Magnetic wave-driven computing with no heat in the offing

The new circuit design offers a path to "spintronic" devices that use little electricity and practically generate no heat

  • Updated

Researchers from the Massachusetts Institute of Technology (MIT) have devised a novel circuit design that enables precise control of computing with magnetic waves with no electricity needed.
The discovery ignites hope towards practical magnetic-based devices, which have the potential to compute far more efficiently than electronics.

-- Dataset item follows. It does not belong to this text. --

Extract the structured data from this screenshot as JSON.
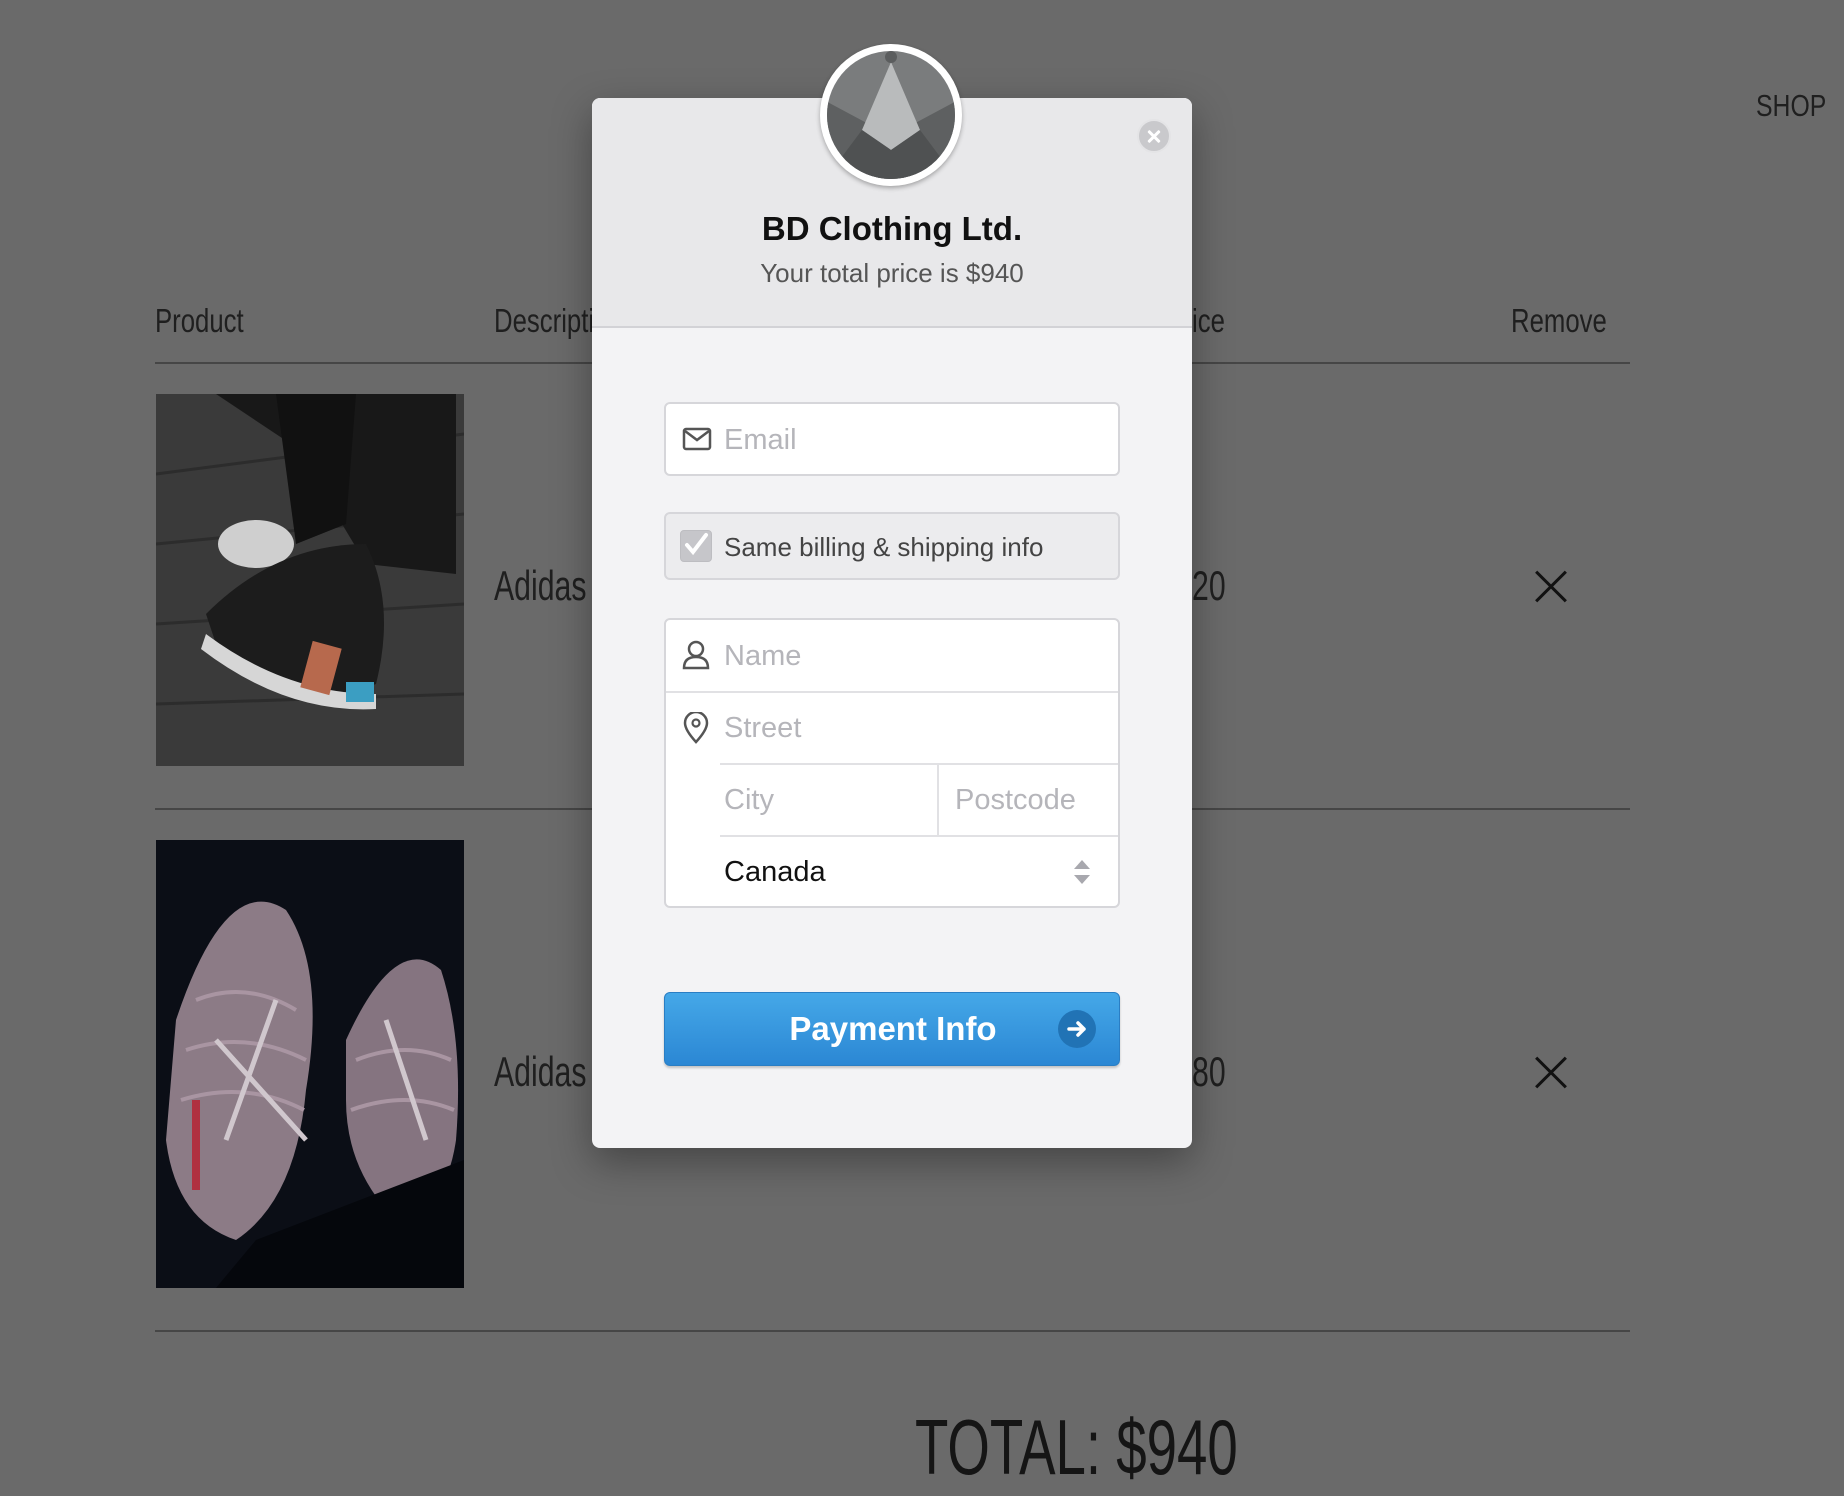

The new circuit design offers a path to "spintronic" devices that use little electricity and practically generate no heat. Spintronic devices leverage the "spin wave" a quantum property of electrons in magnetic materials. Until now, modulating spin waves has required injected electrical currents using bulky components that can cause signal noise and effectively negate any inherent performance gains.

Magnetic wave
Magnetic wave Pixabay

"People are beginning to look for computing beyond silicon. Wave computing is a promising alternative," said Luqiao Liu, a professor in the Department of Electrical Engineering and Computer Science (EECS).

"By using this narrow domain wall, we can modulate the spin-wave and create these two separate states, without any real energy costs. We just rely on spin waves and intrinsic magnetic material," explained Liu, also principal investigator of the Spintronic Material and Device Group in the Research Laboratory of Electronics.

The MIT researchers developed a circuit architecture that uses only a nanometer-wide domain wall in layered nanofilms of magnetic material to modulate a passing spin-wave, without any extra components or electrical current.

In the future, pairs of spin waves could be fed into the circuit through dual channels, modulated for different properties, and combined to generate some measurable quantum interference -- similar to how photon wave interference is used for quantum computing.

Researchers hypothesize that such interference-based spintronic devices, like quantum computers, could execute highly complex tasks that conventional computers struggle with. The researchers now hope to build a working wave circuit that can execute basic computations.